___ PROVIDED ENTRIES ___

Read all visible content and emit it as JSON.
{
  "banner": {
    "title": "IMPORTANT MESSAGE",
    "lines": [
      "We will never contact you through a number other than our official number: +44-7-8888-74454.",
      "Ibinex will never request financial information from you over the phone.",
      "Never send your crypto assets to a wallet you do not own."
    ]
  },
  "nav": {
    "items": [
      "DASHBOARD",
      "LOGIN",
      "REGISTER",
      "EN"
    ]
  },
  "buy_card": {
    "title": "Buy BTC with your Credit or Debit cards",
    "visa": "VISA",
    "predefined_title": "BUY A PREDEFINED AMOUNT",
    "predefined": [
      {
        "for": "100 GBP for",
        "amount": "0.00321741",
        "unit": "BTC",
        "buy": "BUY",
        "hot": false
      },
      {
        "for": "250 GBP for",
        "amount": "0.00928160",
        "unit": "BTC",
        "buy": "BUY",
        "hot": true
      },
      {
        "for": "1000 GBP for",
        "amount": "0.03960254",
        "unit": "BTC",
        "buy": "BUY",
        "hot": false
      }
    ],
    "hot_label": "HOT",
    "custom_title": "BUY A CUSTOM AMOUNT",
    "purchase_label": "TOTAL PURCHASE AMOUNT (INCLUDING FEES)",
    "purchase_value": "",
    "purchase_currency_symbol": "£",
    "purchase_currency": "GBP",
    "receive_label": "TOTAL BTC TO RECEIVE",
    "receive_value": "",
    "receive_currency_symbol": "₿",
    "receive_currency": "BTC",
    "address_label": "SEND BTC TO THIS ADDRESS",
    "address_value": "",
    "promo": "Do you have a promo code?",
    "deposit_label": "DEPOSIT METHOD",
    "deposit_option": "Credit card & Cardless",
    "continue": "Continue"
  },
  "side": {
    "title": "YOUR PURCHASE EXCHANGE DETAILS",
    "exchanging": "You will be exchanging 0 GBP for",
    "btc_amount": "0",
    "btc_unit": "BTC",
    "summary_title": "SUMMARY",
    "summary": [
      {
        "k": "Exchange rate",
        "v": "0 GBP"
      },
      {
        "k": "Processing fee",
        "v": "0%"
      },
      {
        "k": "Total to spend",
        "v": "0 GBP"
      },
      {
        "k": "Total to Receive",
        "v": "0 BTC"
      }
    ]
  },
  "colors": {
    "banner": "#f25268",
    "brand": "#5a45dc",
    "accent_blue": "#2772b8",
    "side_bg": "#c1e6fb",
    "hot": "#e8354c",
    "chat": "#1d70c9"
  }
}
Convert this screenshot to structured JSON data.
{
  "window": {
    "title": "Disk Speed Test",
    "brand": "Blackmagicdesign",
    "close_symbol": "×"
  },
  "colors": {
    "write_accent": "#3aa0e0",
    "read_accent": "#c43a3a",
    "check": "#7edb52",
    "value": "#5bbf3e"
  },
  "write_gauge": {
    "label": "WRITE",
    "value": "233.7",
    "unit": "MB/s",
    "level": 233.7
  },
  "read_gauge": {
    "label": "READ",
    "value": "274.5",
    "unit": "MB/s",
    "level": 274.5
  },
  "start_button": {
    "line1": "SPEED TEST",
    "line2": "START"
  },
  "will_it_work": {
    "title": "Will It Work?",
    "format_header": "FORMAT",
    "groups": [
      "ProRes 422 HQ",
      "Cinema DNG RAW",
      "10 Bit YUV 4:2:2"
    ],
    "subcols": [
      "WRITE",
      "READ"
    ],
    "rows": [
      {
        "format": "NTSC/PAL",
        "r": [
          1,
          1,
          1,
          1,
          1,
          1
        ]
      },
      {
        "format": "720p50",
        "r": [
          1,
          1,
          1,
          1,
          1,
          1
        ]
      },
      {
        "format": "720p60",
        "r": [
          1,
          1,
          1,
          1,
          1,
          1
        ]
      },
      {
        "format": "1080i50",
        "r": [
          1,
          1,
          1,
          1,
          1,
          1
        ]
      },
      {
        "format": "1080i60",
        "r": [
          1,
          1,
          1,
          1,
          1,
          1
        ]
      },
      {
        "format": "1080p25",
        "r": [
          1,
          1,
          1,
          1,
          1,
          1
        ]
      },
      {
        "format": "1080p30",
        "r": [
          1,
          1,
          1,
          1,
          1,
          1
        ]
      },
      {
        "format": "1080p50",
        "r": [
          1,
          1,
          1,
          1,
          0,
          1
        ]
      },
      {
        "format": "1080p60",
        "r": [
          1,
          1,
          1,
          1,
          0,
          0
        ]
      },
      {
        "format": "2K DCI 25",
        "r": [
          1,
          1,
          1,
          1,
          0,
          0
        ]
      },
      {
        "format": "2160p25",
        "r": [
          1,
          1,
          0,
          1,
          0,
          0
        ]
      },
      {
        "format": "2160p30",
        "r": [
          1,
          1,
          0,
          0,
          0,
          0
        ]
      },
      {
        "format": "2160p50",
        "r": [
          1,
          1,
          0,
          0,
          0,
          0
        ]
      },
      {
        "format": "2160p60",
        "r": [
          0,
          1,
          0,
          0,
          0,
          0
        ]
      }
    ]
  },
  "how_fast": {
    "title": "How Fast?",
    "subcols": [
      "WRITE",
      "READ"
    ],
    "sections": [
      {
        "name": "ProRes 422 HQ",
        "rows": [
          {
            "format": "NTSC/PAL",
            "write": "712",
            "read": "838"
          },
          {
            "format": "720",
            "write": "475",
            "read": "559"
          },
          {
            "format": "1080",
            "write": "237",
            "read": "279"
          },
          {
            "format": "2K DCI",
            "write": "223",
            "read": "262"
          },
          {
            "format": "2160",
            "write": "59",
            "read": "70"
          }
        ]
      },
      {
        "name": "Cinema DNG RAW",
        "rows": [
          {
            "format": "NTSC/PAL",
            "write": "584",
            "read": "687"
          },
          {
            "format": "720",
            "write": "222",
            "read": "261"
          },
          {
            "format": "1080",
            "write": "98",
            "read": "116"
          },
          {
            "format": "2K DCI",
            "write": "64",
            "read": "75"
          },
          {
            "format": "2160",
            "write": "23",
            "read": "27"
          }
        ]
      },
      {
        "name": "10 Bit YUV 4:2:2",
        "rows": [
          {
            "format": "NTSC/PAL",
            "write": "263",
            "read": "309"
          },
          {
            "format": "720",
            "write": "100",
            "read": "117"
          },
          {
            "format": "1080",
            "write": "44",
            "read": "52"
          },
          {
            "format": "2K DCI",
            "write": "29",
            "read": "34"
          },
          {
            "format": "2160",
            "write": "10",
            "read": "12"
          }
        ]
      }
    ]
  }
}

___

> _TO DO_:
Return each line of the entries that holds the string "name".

> _ANSWER SECTION_:
        "name": "ProRes 422 HQ",
        "name": "Cinema DNG RAW",
        "name": "10 Bit YUV 4:2:2",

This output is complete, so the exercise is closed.